Horse cooling recommended by FEI
Horses overall have evolved to cope with the cold far better than they do with the heat. Even while resting, high temperatures can easily result in heat stroke which requires immediate veterinary attention.
Wild horses have the ability to protect themselves from extreme weather by moving to places that offer less extreme conditions. Domesticated horses, however, often do not have the opportunity of finding natural shelter in paddocks and yards. It is of utmost important for all horse owners to ensure their horses are cared for appropriately in the blazing heat of Australian summers.
Horses that have not experienced the practice of aggressive cooling before need to be introduced to it at home prior to competition. Horse owners need to make sure their horse is used to fans, being sprayed with water from hoses and having people working on them from both sides. Aggressive cooling is the most effective way to reduce heat stroke in horses and reduces the risk of collapse and potential injury.
Best horse cooling methods in order of effectiveness
- Applying cold water in large volumes all over the horses’ body. This is the most effective way too cool your horse down
- Concentrating on applying cold water too specific areas of the body such as large blood vessels on the neck or between the legs does not help a horse cool down quicker. Administering cold water, even over large muscles will not cause muscle damage or tying-up
- Use fans or misting fans on your horse
- Move your horse to the shade

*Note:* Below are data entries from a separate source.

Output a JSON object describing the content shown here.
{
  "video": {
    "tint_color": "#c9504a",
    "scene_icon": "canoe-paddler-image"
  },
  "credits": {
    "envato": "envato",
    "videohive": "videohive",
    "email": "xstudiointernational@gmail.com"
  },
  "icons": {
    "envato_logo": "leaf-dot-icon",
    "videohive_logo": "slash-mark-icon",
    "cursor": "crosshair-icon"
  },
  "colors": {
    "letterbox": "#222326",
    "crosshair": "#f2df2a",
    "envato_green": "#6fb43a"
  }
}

Cooling methods that DO NOT work
- Using icepacks to cool your horse by placing them over large blood vessels such as between the hind legs or over the jugular
- Ice or cold water in the rectum is invasive treatment and is not permitted. It is also dangerous as well as ineffective
- Placing wet towels over a horse. This actually slows down heat loss from the horse’s body
Signs of overheating and potential heatstroke
If you see any of the following symptoms and are concerned your horse may have heat stroke you must seek veterinary advice as soon as possible.
- Being lethargic and unsteady, especially when pulling up after exercise
- Blowing deep and moderately fast breathing excessively for a long time after exercise
- Feeling hot to touch
- Nostril flaring
- Extremely prominent blood vessels on the skin
- Reduced urination and/or dark urine
- Decreased appetite and thirst
- Increased rectal temperature
- Dark mucous membranes
- Irregular heart rhythm
- Slow recovery after exercise and/or decreased performance
Suffering from heat is often referred to as heat exhaustion but can rapidly progress to heatstroke if not managed properly. Severe heatstroke or heat exhaustion can lead to colic, laminitis, myopathy, liver failure and can be fatal.
Information credits: horsesandpeople.com.au